# [MATERIAL SHOWN]
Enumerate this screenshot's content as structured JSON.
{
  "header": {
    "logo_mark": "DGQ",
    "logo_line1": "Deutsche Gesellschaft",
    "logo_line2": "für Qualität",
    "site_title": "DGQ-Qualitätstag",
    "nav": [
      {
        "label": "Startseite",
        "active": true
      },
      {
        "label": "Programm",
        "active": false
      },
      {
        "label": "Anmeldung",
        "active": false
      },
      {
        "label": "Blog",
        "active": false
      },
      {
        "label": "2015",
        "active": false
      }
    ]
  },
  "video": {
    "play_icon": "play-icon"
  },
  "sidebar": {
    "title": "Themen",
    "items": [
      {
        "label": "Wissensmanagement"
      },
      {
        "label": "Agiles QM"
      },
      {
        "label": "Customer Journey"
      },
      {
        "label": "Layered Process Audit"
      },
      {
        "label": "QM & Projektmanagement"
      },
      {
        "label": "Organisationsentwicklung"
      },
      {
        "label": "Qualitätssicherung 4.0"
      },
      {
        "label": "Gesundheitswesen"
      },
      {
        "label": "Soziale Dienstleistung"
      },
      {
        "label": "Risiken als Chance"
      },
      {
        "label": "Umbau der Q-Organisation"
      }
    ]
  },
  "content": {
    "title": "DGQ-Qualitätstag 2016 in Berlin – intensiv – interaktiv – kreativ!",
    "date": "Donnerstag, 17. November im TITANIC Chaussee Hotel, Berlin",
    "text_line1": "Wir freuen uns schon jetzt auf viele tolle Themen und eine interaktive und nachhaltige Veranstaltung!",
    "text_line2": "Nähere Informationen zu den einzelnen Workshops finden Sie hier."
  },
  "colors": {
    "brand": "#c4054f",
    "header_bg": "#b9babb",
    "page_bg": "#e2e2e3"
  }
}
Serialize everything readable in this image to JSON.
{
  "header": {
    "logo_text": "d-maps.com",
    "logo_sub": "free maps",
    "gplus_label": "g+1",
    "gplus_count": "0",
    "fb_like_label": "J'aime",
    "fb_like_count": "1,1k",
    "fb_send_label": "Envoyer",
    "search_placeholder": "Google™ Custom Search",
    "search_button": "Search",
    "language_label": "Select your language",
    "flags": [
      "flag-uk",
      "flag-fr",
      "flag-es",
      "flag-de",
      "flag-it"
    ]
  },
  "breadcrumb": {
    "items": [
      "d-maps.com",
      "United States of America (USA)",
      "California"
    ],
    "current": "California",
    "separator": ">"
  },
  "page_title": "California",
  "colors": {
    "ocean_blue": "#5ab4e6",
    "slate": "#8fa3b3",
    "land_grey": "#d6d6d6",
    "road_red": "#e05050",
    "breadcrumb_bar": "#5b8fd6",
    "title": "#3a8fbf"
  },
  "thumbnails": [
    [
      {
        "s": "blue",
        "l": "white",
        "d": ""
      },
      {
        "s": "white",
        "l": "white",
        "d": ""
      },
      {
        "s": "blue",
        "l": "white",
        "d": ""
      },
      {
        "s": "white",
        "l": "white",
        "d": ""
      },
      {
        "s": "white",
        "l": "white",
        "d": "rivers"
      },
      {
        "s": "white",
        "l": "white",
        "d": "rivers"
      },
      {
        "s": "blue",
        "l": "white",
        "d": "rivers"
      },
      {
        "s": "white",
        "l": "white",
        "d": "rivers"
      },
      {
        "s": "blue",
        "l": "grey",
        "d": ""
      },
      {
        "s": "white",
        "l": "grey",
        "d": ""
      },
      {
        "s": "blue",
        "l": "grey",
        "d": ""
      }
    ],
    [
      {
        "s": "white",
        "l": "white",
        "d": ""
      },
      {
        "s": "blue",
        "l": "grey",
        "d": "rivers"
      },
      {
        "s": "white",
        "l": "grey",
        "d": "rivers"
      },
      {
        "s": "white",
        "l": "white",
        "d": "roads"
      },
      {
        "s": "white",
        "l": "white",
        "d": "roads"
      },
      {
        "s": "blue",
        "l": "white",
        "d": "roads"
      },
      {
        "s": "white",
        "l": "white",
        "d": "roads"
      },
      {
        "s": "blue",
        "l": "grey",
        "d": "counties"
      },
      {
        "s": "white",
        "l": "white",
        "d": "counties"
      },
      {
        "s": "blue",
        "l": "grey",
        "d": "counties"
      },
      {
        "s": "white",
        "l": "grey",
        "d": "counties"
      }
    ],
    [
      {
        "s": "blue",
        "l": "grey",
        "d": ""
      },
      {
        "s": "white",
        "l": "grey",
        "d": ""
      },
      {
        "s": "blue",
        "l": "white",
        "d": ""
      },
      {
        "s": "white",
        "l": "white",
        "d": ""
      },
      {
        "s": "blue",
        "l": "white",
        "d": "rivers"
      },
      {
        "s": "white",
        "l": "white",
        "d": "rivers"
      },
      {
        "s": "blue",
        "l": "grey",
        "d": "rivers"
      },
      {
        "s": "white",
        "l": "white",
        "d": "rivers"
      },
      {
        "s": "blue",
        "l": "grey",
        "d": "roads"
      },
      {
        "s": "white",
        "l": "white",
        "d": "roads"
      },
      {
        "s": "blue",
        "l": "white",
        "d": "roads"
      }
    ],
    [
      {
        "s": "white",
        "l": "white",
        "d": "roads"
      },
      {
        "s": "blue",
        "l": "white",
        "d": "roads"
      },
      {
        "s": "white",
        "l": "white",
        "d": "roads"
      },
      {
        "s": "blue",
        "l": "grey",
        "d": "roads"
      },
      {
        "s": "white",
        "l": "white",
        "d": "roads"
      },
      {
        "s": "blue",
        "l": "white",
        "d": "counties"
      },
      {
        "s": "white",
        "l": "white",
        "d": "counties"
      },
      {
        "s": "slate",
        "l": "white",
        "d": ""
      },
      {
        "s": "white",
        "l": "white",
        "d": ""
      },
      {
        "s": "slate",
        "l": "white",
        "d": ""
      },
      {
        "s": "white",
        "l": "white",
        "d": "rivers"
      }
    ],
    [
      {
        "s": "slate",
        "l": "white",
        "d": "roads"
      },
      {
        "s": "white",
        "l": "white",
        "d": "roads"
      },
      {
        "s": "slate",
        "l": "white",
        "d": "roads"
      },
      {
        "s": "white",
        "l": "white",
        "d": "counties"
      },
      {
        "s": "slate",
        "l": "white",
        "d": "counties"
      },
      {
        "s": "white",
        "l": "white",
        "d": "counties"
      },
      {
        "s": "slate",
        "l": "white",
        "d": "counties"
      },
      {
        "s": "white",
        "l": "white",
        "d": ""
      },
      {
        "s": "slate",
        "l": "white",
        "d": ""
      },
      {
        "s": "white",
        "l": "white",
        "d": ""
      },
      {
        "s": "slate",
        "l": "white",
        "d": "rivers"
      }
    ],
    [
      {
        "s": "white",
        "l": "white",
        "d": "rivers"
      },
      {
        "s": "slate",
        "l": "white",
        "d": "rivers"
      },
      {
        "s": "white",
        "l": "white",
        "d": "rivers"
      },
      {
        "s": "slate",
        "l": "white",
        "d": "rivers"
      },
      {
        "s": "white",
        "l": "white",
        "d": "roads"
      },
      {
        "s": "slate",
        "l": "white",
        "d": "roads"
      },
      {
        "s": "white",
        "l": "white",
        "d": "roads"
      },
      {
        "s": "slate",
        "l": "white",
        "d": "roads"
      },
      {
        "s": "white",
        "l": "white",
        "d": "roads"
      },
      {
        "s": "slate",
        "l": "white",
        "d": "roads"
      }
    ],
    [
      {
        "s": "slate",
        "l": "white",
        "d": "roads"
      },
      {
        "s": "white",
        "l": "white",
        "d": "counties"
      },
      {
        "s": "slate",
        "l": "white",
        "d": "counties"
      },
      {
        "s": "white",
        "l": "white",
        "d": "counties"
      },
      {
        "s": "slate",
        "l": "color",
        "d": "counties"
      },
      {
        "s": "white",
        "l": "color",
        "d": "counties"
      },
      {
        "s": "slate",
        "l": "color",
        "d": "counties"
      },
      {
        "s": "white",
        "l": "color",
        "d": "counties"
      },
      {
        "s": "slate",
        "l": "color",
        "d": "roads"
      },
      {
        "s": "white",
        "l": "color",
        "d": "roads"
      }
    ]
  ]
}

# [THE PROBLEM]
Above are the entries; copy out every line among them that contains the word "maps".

# [THE ANSWER]
    "logo_text": "d-maps.com",
    "logo_sub": "free maps",
      "d-maps.com",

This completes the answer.